[Website and app data records]
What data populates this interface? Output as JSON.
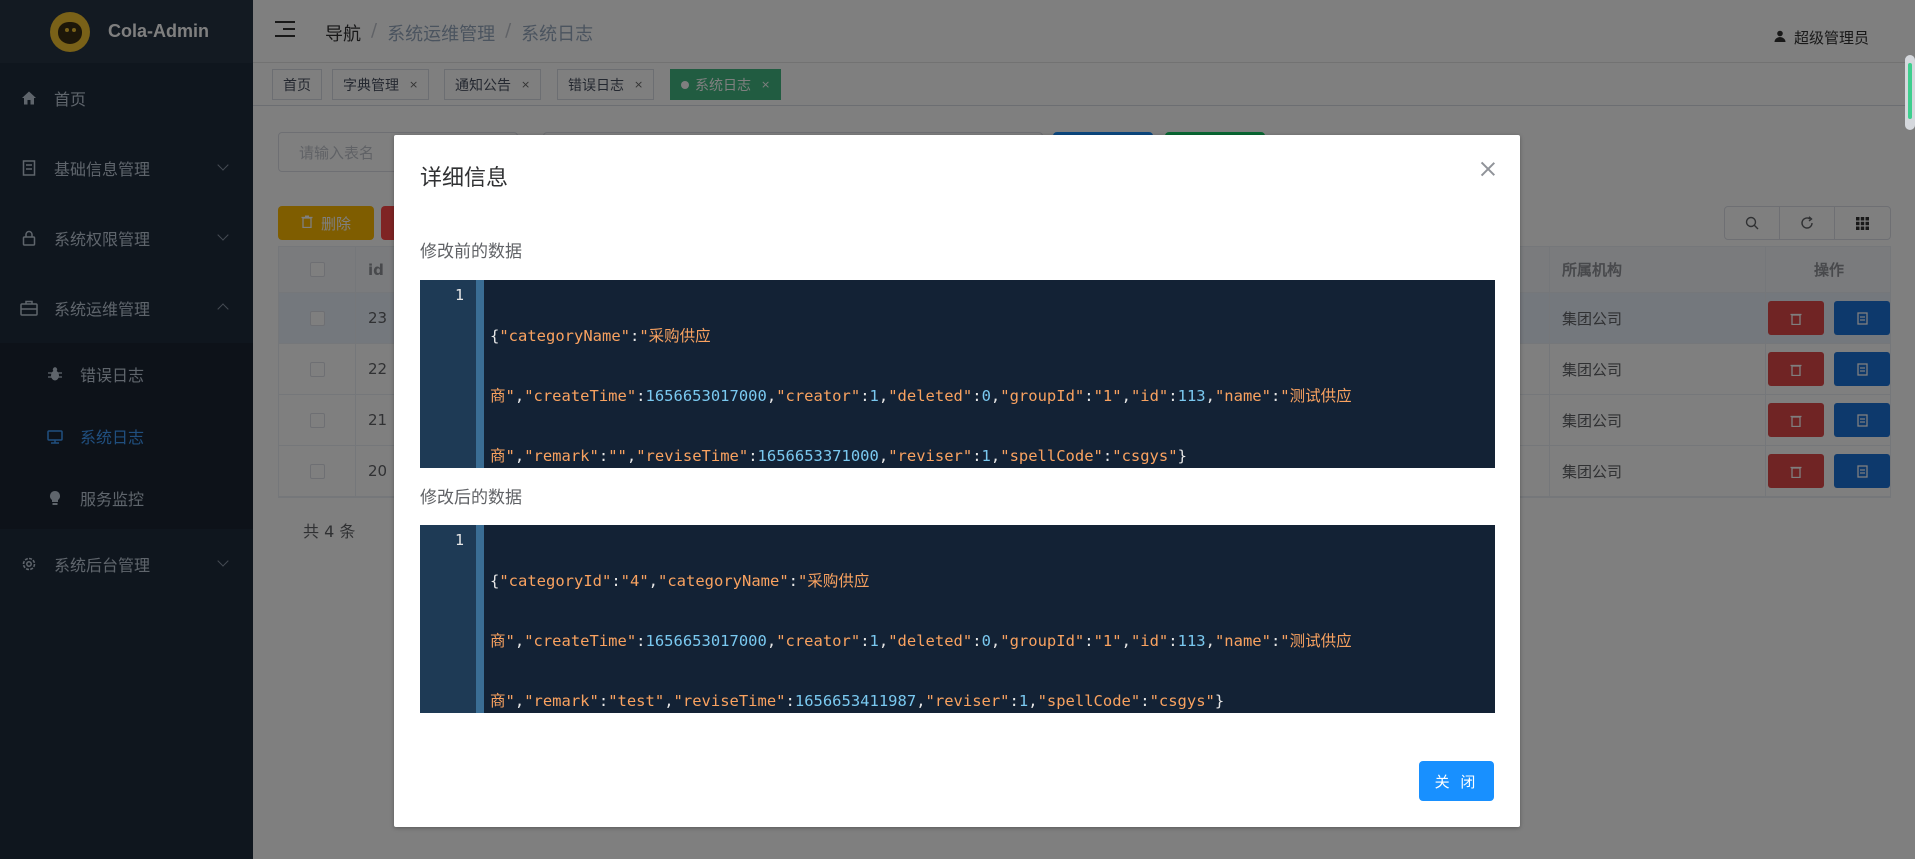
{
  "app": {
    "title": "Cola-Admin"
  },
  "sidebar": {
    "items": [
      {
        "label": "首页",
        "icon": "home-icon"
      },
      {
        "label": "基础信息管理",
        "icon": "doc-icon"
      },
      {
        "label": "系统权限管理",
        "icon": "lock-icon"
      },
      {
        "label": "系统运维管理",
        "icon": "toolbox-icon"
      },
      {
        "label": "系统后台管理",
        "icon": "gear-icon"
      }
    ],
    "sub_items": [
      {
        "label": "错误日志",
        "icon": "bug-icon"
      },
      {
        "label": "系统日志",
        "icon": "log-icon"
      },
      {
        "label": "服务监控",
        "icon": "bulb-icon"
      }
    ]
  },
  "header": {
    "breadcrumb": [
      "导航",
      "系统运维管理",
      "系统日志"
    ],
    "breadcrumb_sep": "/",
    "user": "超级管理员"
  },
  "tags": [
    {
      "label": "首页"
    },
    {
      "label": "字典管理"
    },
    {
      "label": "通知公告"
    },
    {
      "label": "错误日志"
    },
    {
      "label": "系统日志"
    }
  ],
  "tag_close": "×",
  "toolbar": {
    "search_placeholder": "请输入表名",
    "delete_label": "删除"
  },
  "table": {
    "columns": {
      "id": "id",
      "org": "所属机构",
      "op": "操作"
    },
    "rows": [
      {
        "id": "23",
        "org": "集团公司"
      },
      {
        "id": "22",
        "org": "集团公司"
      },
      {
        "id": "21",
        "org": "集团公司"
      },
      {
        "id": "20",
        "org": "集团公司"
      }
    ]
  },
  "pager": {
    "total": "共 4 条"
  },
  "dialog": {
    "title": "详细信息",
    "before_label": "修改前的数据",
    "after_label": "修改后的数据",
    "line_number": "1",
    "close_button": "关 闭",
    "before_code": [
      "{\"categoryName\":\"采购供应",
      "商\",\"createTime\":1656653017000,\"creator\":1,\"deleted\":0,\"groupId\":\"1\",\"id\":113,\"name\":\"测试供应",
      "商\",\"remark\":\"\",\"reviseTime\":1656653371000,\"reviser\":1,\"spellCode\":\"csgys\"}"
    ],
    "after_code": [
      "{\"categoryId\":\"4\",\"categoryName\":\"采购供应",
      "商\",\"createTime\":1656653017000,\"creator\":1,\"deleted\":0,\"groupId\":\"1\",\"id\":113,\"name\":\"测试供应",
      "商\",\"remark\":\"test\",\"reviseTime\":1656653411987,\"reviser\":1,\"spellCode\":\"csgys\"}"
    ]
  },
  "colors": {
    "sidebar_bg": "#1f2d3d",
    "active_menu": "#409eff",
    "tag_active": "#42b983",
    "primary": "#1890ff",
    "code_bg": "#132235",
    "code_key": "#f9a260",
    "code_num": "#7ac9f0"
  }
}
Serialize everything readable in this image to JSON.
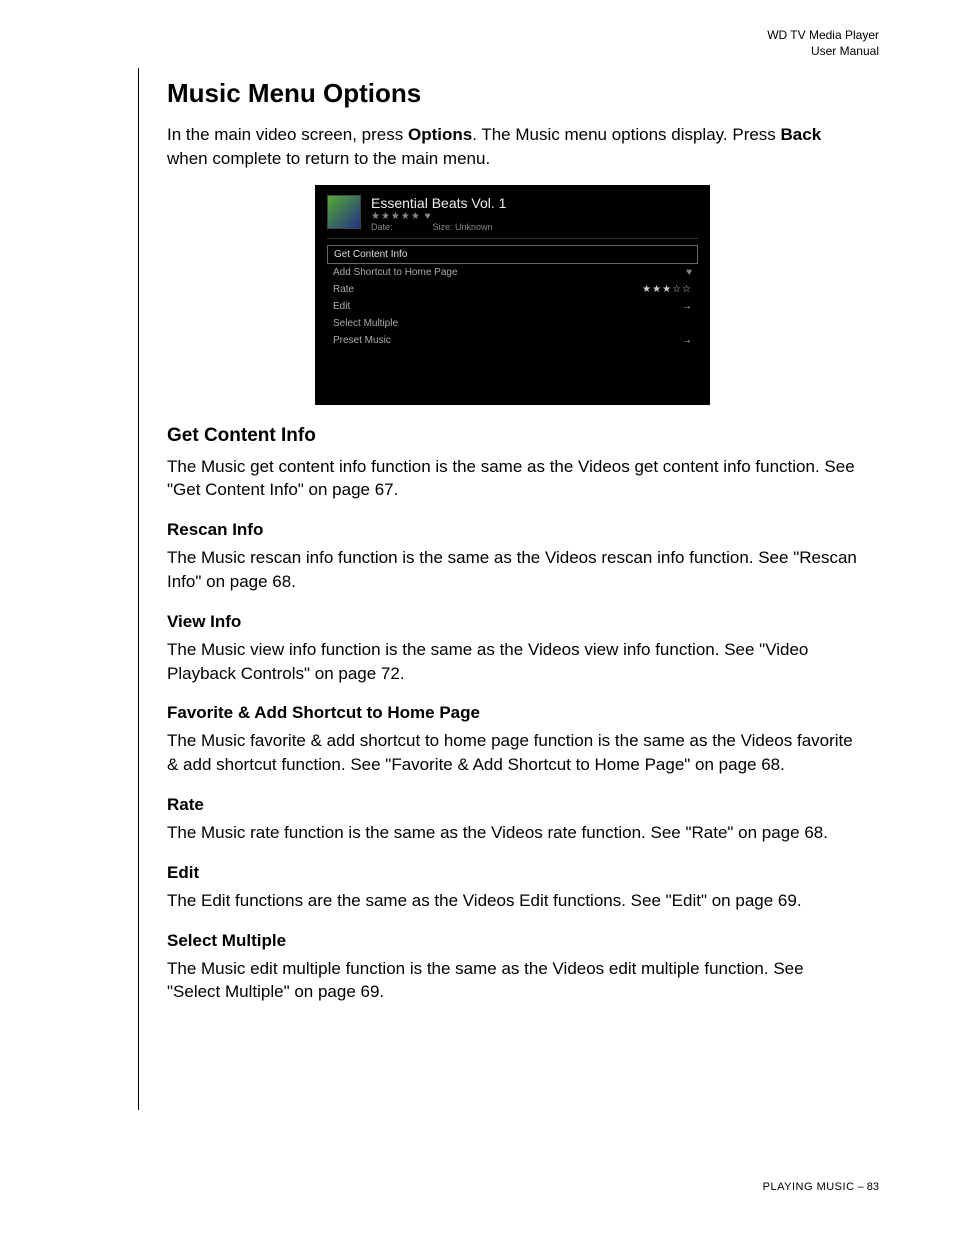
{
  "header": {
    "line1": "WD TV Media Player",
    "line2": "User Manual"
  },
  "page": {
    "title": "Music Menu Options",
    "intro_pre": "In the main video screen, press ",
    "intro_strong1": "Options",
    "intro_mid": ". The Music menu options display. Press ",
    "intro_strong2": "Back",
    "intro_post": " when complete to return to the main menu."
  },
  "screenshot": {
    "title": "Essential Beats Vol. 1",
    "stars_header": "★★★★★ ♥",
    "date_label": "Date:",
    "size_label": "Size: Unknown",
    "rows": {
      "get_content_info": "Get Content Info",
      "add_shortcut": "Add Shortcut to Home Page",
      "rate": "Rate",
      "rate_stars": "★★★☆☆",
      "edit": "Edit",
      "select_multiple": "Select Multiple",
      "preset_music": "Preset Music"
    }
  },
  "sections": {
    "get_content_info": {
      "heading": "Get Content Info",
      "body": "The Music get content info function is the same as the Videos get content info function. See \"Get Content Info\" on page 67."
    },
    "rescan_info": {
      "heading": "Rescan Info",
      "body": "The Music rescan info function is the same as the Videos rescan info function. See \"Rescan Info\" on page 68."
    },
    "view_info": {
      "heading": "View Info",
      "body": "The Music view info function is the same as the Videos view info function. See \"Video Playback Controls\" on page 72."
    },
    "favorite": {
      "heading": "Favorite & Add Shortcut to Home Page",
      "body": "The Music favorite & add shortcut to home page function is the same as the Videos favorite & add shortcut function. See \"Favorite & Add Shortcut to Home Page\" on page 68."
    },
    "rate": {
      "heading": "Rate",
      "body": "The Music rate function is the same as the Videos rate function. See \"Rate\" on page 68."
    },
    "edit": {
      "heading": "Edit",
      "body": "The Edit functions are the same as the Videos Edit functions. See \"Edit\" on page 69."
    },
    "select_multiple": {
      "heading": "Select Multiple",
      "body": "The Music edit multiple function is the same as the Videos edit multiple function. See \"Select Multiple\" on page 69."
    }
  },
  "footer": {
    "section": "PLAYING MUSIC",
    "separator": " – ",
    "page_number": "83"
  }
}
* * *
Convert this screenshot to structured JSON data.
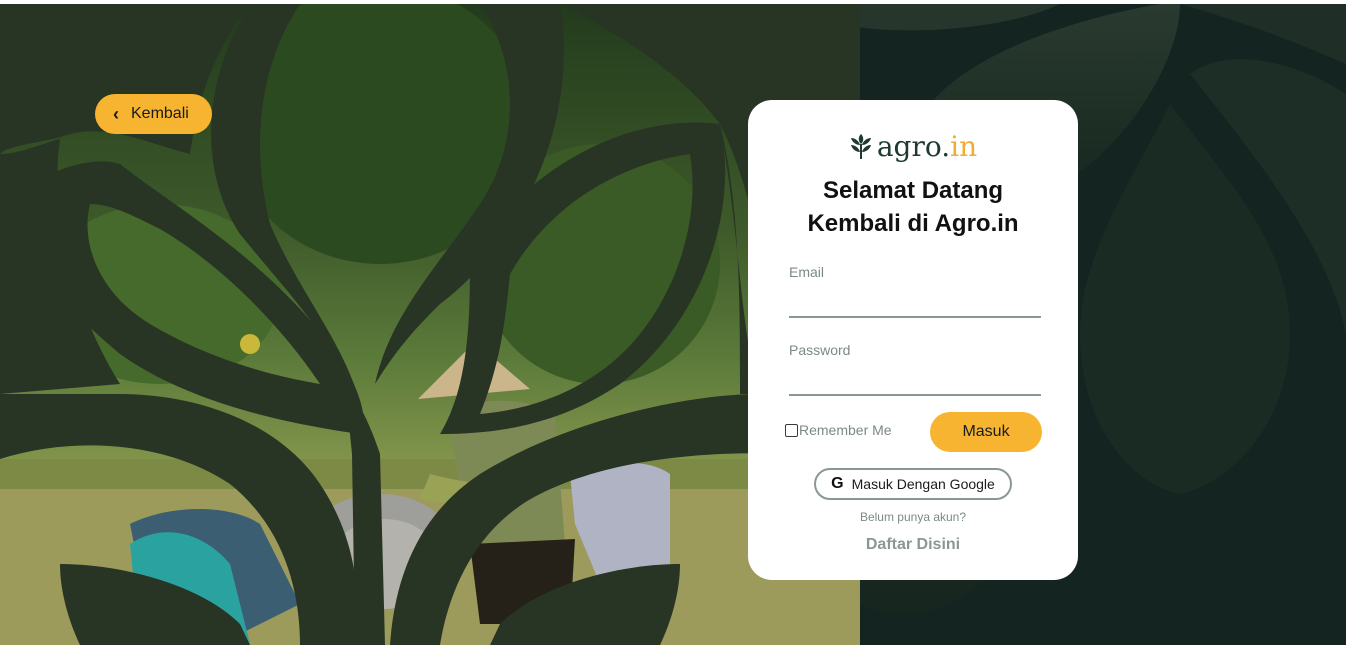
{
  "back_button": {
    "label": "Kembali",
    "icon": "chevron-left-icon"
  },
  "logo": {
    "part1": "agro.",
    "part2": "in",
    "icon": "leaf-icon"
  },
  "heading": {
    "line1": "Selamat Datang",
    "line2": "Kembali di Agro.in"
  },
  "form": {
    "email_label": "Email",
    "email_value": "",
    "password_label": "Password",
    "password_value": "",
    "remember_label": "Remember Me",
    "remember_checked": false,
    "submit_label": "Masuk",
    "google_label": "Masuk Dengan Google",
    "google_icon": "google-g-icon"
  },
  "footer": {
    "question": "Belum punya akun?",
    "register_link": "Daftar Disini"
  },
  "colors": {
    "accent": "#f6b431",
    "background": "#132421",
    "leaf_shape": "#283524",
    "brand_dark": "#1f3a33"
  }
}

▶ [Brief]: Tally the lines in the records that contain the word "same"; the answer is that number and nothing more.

▶ [Reply]: 7